Trailblazers: Park Butte Lookout
Hiking up to Winchester Mountain last week got me in a lookout sort of mood, so this week I hiked to another excellent lookout in the Cascades, Park Butte.
The Park Butte lookout is situated atop a jagged ridge to the south of Mt. Baker. 360-degree views offer up an incredible array of alpine lakes, meadows and mountain ranges that make the seven-mile hike a worthwhile one.
As I was beginning my hike, several mountain climbers at the trailhead were gearing up to climb Mt. Baker and seeing their heavy packs made me grateful that I’d only be carrying a light load. This hike can easily be done in one day, even if driving from Bellingham.
The trail itself travels through many different landscapes, from glacial fed rivers to wide open meadows dotted with wildflowers. If you begin below tree line, a series of switchbacks eventually brings you out into the wide expanses below Mt. Baker. The trees here are all old growth hemlock and yellow cedar.
The trail passes through a few rivers and seasonal changes in their flow can often wipe the trail out of existence. In any case, following the man-made piles of rocks called cairns is an easy way to find the path again.
Once you’ve made it to the meadows the hiking is relatively easy and straightforward. Look to your left once you’ve broken out of the trees and spot the lookout on the ridge above you, that’s your goal.
The lookout itself is perched almost bird-like on top of the ridge, so take care in climbing the ladder to enter. Once inside you can enjoy the views you came for, the Twin Sisters range is framed perfectly by the door and wide windows capture the entirety of Mt. Baker’s south face.
Like its sibling lookout on Winchester, Park Butte is maintained by volunteer efforts and overseen by the Skagit Alpine Club. Take care when visiting here and enjoy one of the few remaining intact lookouts in the Cascades.
Directions: From exit 230 on I-5S, head east on the North Cascades Highway for 23 miles, turning left onto Baker Lake Road.
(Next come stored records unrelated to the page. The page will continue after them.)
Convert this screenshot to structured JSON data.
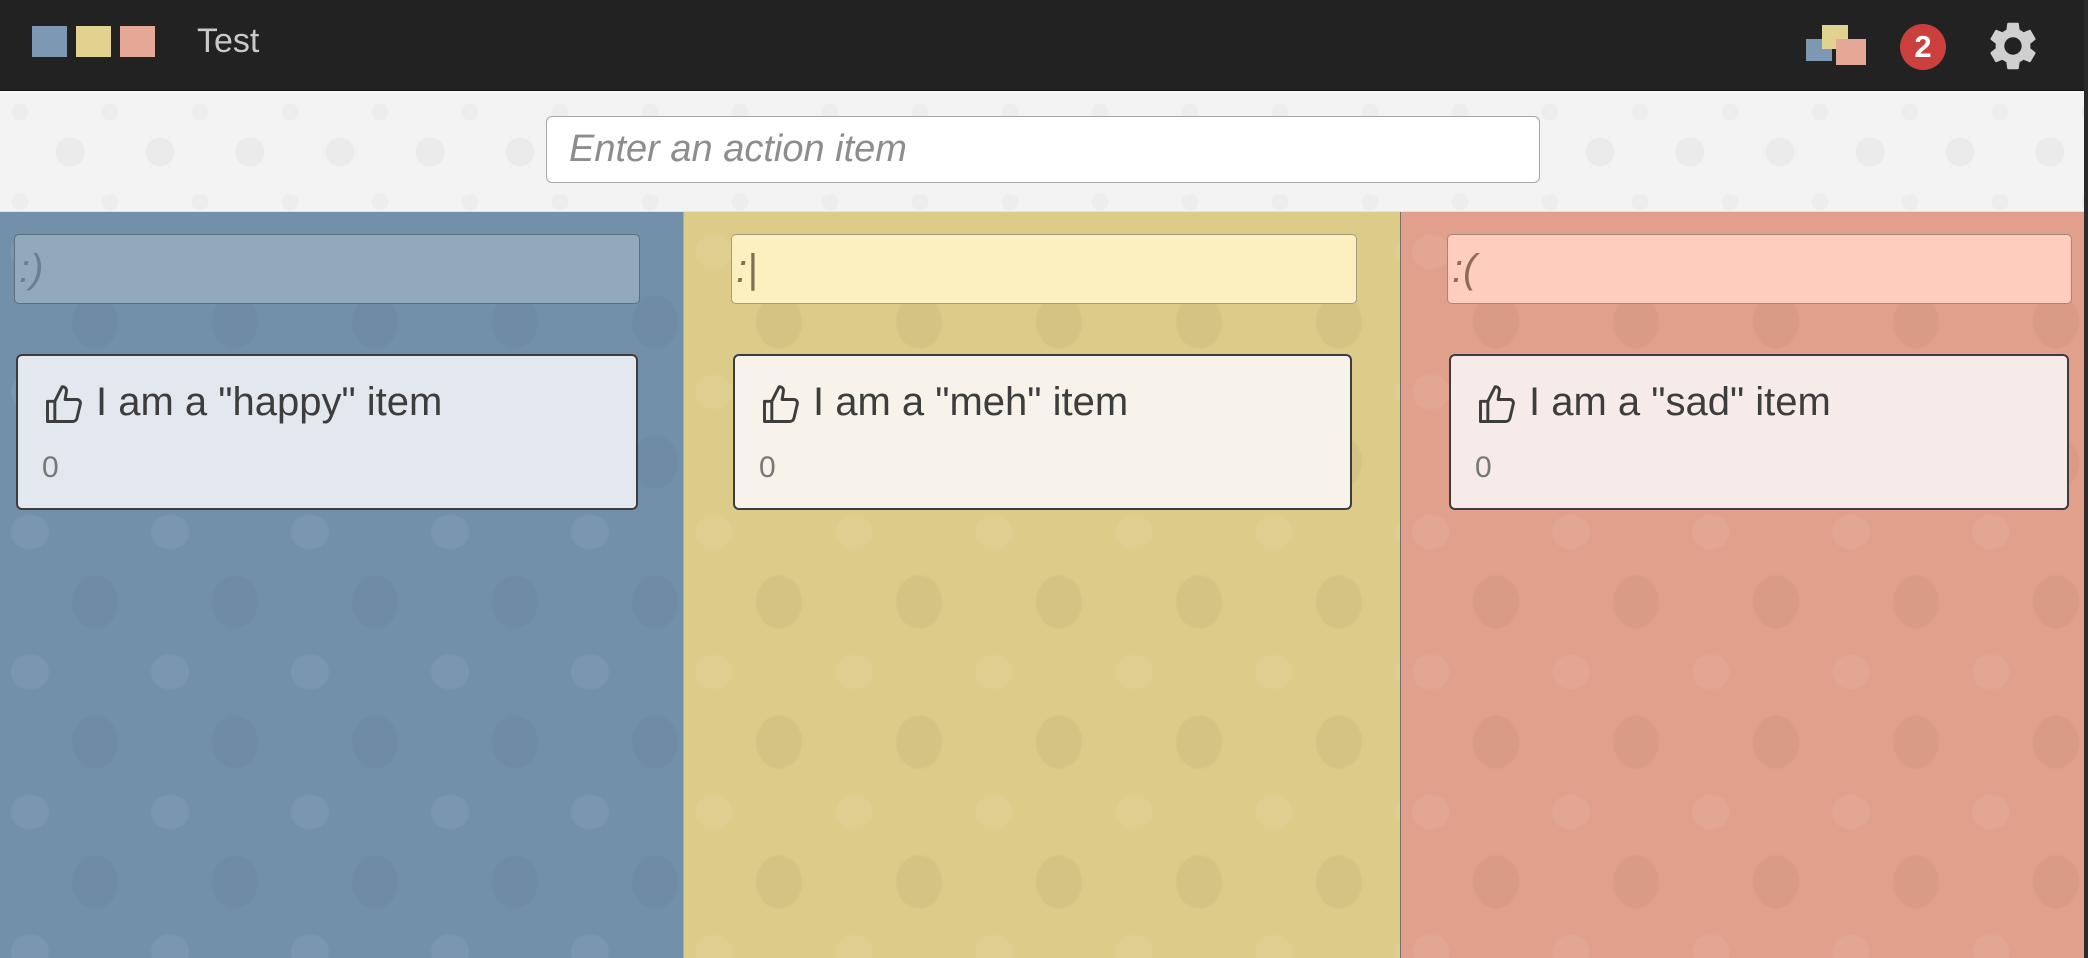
{
  "header": {
    "logo_colors": [
      "#7d98b2",
      "#e2d290",
      "#e5a897"
    ],
    "board_title": "Test",
    "boards_icon": "stacked-boards-icon",
    "notification_count": "2",
    "settings_icon": "gear-icon"
  },
  "action_bar": {
    "placeholder": "Enter an action item",
    "value": ""
  },
  "columns": [
    {
      "key": "happy",
      "header_value": ":)",
      "bg_color": "#7390ab",
      "header_bg": "#91a9bd",
      "header_text_color": "#6a7f92",
      "card_bg": "#e2e8ee",
      "items": [
        {
          "text": "I am a \"happy\" item",
          "votes": "0"
        }
      ]
    },
    {
      "key": "meh",
      "header_value": ":|",
      "bg_color": "#dccb89",
      "header_bg": "#fdf0c0",
      "header_text_color": "#7d7252",
      "card_bg": "#f7f3ea",
      "items": [
        {
          "text": "I am a \"meh\" item",
          "votes": "0"
        }
      ]
    },
    {
      "key": "sad",
      "header_value": ":(",
      "bg_color": "#e1a08b",
      "header_bg": "#ffcdbd",
      "header_text_color": "#8f6a5d",
      "card_bg": "#f6ebe8",
      "items": [
        {
          "text": "I am a \"sad\" item",
          "votes": "0"
        }
      ]
    }
  ]
}
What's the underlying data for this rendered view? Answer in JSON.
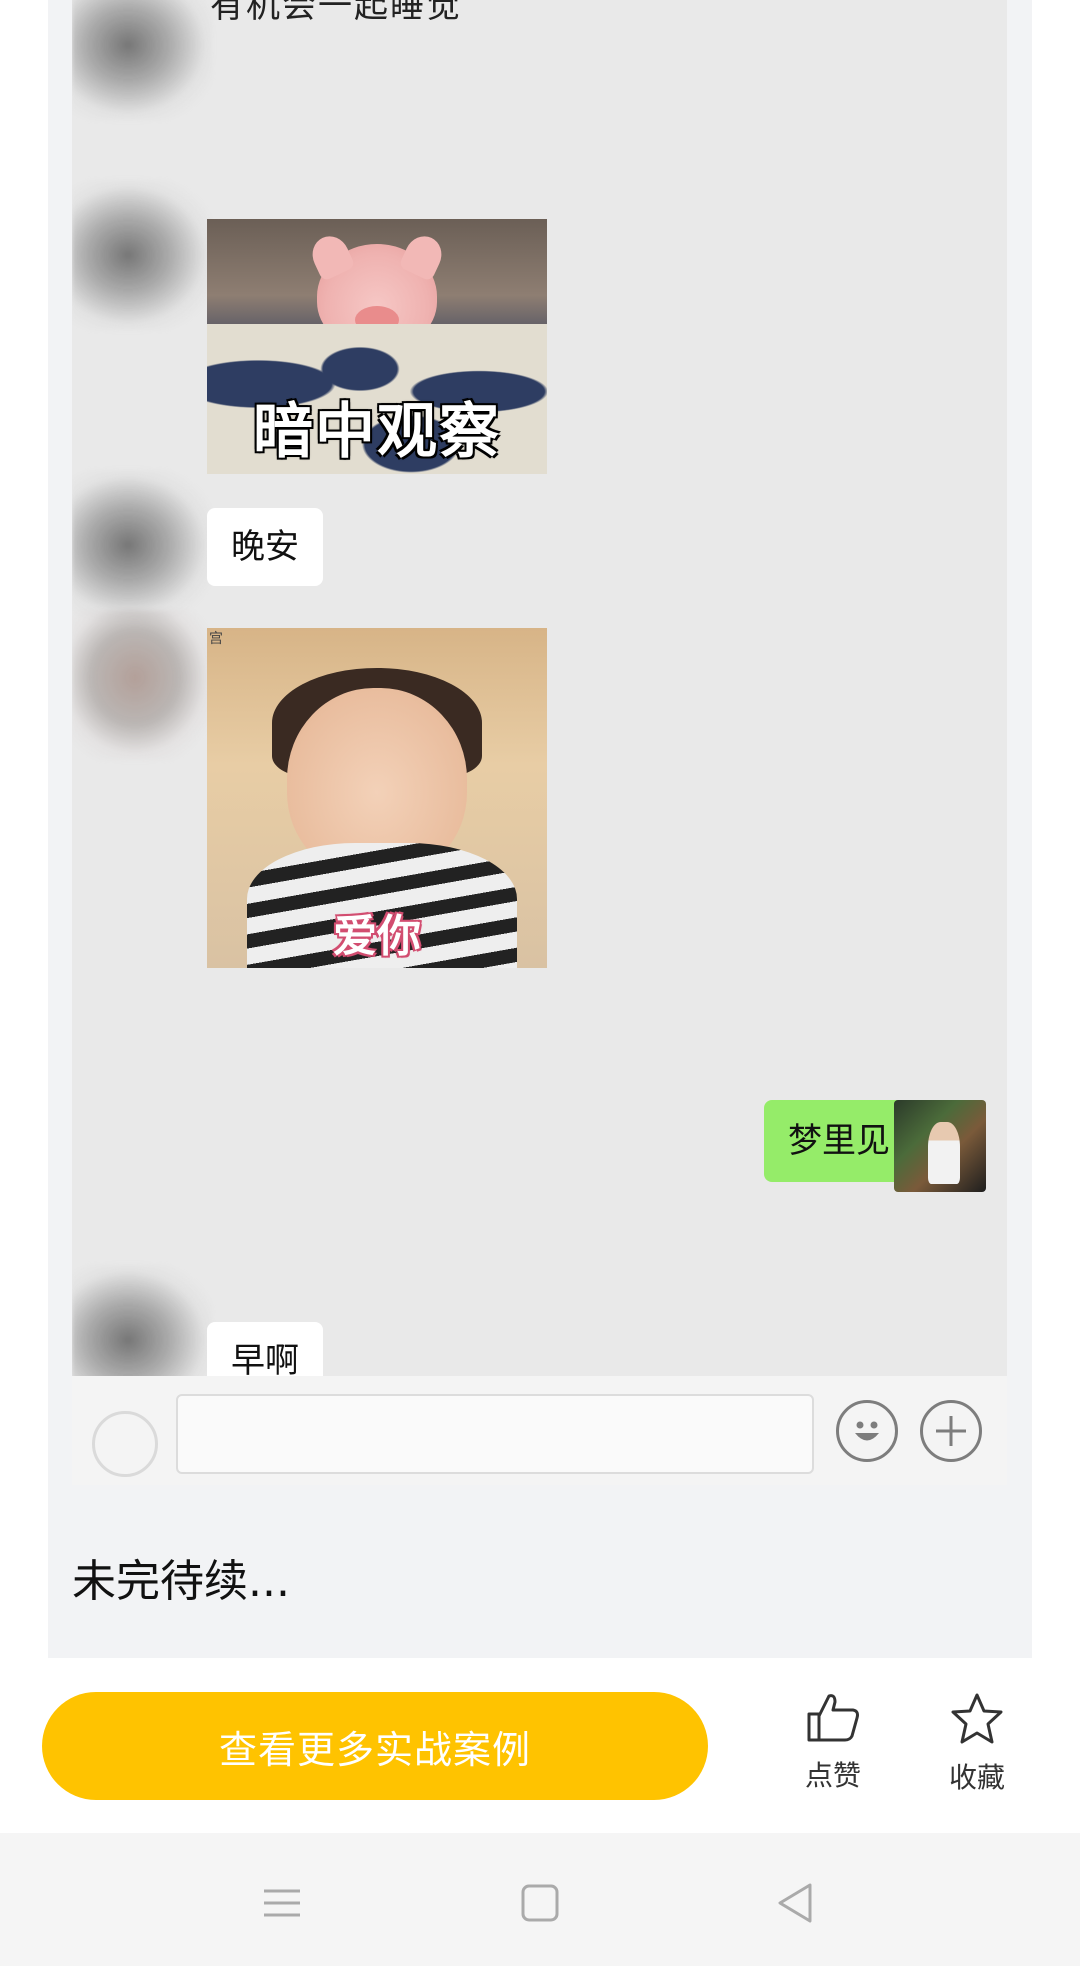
{
  "chat": {
    "cut_top_text": "有机会一起睡觉",
    "pig_sticker_caption": "暗中观察",
    "goodnight_bubble": "晚安",
    "girl_sticker_mark": "宫",
    "girl_sticker_caption": "爱你",
    "my_reply_bubble": "梦里见",
    "cut_bottom_bubble": "早啊"
  },
  "caption": "未完待续...",
  "bottom_bar": {
    "cta_label": "查看更多实战案例",
    "like_label": "点赞",
    "favorite_label": "收藏",
    "accent_color": "#ffc300"
  },
  "colors": {
    "my_bubble": "#95ec69",
    "chat_background": "#e9e9e9"
  }
}
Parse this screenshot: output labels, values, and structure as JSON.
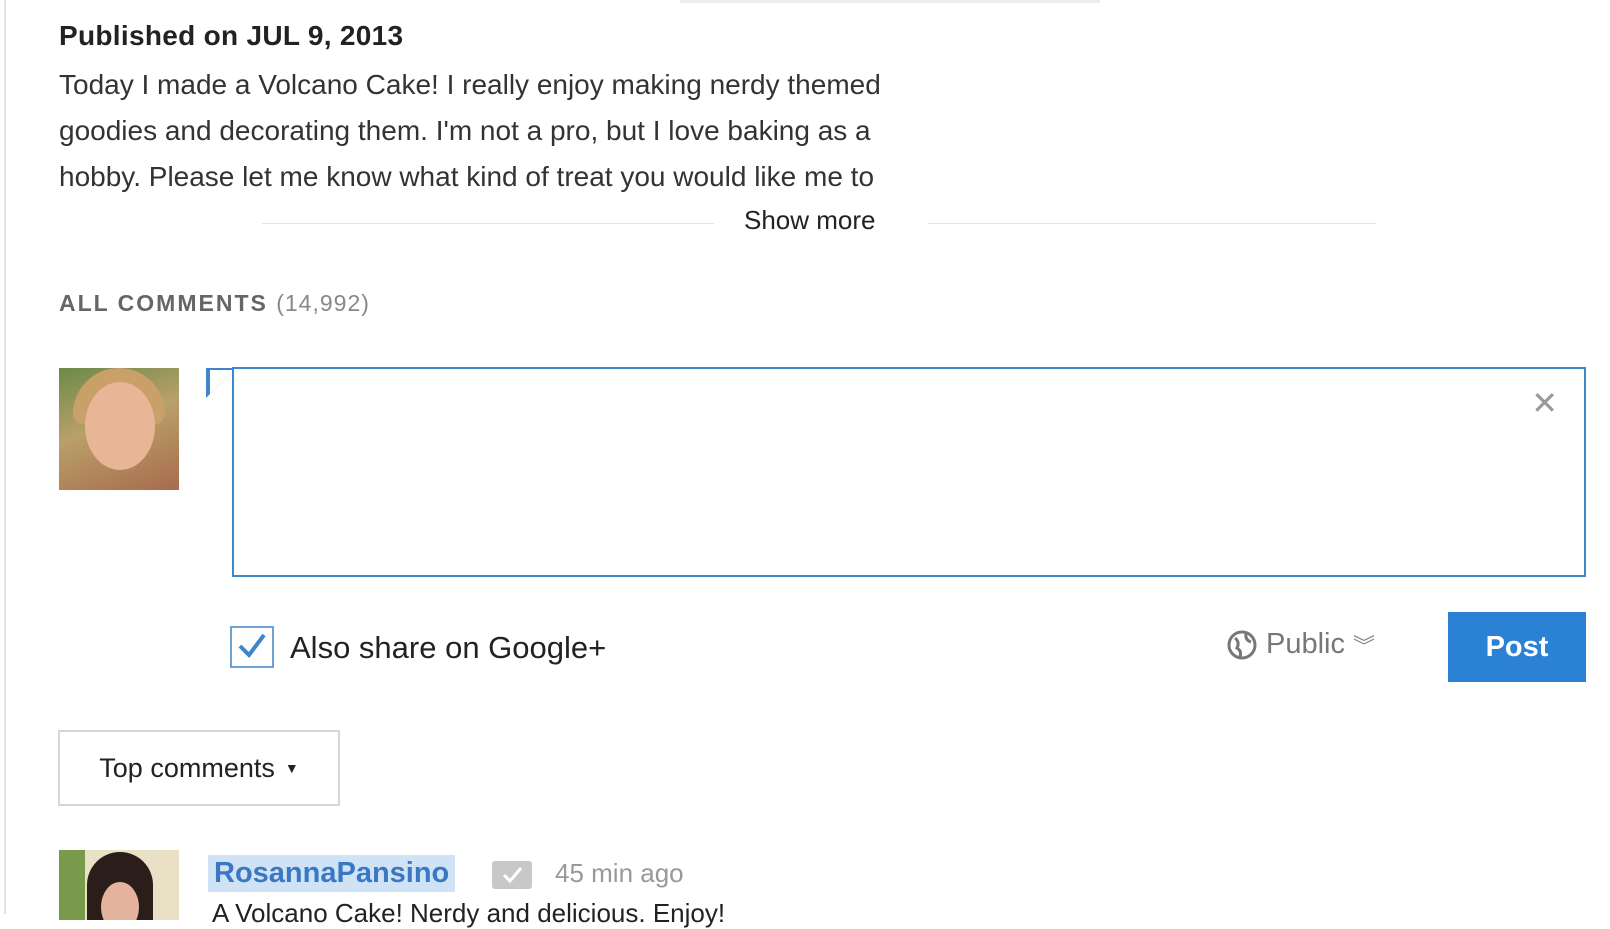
{
  "video": {
    "published": "Published on JUL 9, 2013",
    "description_lines": [
      "Today I made a Volcano Cake! I really enjoy making nerdy themed",
      "goodies and decorating them. I'm not a pro, but I love baking as a",
      "hobby. Please let me know what kind of treat you would like me to"
    ],
    "show_more": "Show more"
  },
  "comments": {
    "header": "ALL COMMENTS",
    "count": "(14,992)",
    "composer": {
      "close_icon": "close-icon",
      "share_label": "Also share on Google+",
      "share_checked": true,
      "privacy": "Public",
      "post_label": "Post"
    },
    "sort_label": "Top comments",
    "items": [
      {
        "author": "RosannaPansino",
        "time": "45 min ago",
        "text": "A Volcano Cake! Nerdy and delicious. Enjoy!"
      }
    ]
  },
  "colors": {
    "accent": "#2b82d4",
    "box_border": "#3c86c9",
    "author_highlight": "#cfe2f6"
  }
}
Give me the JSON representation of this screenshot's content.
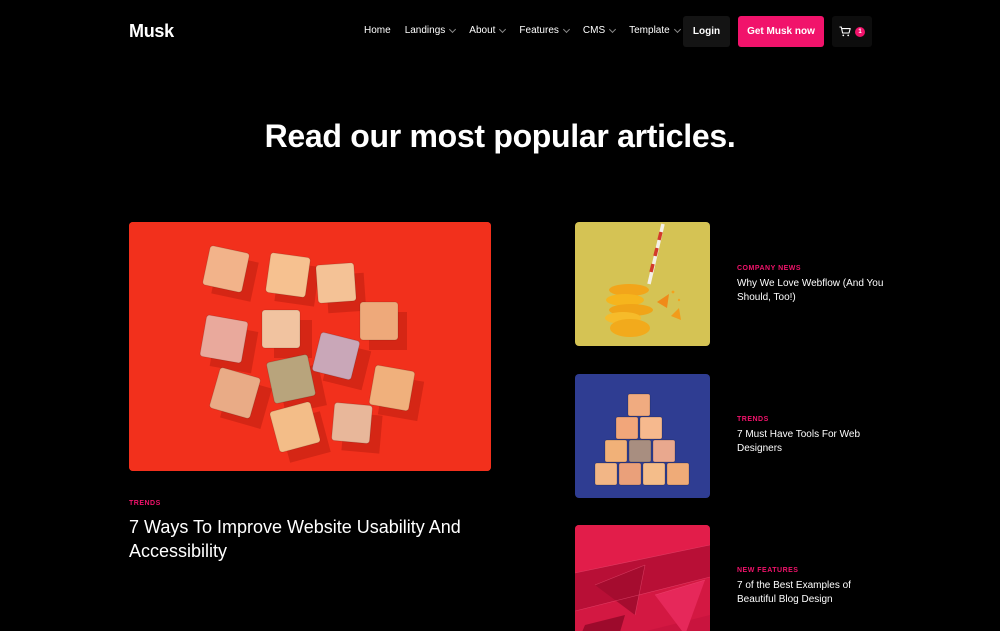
{
  "nav": {
    "logo": "Musk",
    "items": [
      {
        "label": "Home",
        "has_dropdown": false
      },
      {
        "label": "Landings",
        "has_dropdown": true
      },
      {
        "label": "About",
        "has_dropdown": true
      },
      {
        "label": "Features",
        "has_dropdown": true
      },
      {
        "label": "CMS",
        "has_dropdown": true
      },
      {
        "label": "Template",
        "has_dropdown": true
      }
    ],
    "login_label": "Login",
    "cta_label": "Get Musk now",
    "cart_count": "1"
  },
  "heading": "Read our most popular articles.",
  "featured": {
    "category": "TRENDS",
    "title": "7 Ways To Improve Website Usability And Accessibility",
    "image_icon": "wooden-blocks-image"
  },
  "articles": [
    {
      "category": "COMPANY NEWS",
      "title": "Why We Love Webflow (And You Should, Too!)",
      "image_icon": "orange-slices-image"
    },
    {
      "category": "TRENDS",
      "title": "7 Must Have Tools For Web Designers",
      "image_icon": "block-pyramid-image"
    },
    {
      "category": "NEW FEATURES",
      "title": "7 of the Best Examples of Beautiful Blog Design",
      "image_icon": "red-facets-image"
    }
  ],
  "colors": {
    "accent": "#f1136b",
    "background": "#000000"
  }
}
From here go 12 miles and take the first left once you pass into the Mt. Baker Wilderness, immediately after the bridge. Go about 3.5 miles until turning right on Forest Road 13, then drive until reaching the trailhead at the end.